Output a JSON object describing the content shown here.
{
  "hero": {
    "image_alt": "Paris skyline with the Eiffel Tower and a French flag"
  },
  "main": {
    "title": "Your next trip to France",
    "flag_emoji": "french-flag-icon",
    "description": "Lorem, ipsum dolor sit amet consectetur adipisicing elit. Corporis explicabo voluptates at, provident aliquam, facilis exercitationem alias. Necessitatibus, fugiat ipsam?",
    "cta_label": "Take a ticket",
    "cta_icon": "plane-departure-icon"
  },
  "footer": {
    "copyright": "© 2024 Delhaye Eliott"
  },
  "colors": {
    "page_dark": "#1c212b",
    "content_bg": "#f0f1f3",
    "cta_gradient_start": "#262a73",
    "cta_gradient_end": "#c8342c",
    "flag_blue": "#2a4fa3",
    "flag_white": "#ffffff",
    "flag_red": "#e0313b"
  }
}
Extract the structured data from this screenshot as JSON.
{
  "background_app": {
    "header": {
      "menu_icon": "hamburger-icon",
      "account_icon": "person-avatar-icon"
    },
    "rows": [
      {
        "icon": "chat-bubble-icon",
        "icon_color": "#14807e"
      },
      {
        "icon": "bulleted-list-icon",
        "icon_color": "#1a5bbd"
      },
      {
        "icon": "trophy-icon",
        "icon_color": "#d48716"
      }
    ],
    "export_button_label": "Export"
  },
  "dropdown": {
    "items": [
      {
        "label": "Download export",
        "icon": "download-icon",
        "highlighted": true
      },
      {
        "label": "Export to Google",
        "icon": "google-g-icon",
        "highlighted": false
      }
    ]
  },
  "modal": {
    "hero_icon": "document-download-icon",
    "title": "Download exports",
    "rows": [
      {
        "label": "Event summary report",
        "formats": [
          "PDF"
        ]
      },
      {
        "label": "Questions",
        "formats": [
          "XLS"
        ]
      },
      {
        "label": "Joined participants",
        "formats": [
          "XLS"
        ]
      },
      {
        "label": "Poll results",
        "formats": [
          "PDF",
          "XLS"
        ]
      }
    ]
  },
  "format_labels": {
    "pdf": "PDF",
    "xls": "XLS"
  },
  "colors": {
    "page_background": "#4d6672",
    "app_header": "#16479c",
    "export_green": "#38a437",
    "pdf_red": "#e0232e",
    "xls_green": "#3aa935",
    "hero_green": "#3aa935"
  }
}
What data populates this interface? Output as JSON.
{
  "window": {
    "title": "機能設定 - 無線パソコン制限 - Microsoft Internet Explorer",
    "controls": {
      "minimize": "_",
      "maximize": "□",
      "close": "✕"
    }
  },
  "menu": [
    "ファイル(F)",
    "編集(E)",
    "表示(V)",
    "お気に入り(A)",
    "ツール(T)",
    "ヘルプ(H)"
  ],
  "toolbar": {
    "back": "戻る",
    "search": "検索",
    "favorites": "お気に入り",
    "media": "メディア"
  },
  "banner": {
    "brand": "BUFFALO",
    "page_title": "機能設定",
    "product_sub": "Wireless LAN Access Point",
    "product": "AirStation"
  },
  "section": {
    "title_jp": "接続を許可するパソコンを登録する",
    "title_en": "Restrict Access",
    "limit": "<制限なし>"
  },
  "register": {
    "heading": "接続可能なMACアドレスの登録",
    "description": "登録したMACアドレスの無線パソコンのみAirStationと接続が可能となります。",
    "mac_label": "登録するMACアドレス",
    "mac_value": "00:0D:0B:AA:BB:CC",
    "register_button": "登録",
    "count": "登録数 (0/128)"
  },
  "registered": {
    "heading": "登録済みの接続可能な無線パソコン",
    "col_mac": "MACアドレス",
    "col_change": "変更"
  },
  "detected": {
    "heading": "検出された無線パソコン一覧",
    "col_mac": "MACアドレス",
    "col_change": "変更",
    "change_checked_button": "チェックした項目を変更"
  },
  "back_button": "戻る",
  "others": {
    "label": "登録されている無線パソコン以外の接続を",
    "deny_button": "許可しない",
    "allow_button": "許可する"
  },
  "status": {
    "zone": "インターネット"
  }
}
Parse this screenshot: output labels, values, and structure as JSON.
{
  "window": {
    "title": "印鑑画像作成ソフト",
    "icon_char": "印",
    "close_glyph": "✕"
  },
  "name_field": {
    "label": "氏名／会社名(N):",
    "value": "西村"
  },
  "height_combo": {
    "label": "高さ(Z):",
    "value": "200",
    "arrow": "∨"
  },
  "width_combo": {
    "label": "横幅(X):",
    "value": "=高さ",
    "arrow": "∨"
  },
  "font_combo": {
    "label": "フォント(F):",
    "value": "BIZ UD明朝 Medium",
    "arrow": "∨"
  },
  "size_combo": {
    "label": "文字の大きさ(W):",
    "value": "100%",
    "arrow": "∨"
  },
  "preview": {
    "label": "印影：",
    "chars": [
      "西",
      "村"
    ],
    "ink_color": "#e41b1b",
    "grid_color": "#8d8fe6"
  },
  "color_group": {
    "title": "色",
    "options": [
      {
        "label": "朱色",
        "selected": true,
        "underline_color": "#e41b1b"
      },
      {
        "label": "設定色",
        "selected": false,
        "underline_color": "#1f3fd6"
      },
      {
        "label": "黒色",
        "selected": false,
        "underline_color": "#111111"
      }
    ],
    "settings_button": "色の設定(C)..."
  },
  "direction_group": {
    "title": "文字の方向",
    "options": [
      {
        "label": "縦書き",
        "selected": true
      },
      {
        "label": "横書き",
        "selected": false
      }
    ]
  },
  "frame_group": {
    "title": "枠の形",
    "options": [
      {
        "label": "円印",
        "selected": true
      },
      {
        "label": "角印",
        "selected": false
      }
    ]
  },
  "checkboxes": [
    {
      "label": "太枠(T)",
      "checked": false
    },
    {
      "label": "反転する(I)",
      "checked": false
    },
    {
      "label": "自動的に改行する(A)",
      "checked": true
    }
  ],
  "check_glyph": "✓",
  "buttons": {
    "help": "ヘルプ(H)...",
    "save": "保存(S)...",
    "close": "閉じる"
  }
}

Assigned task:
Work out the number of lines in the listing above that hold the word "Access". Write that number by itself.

Response:
2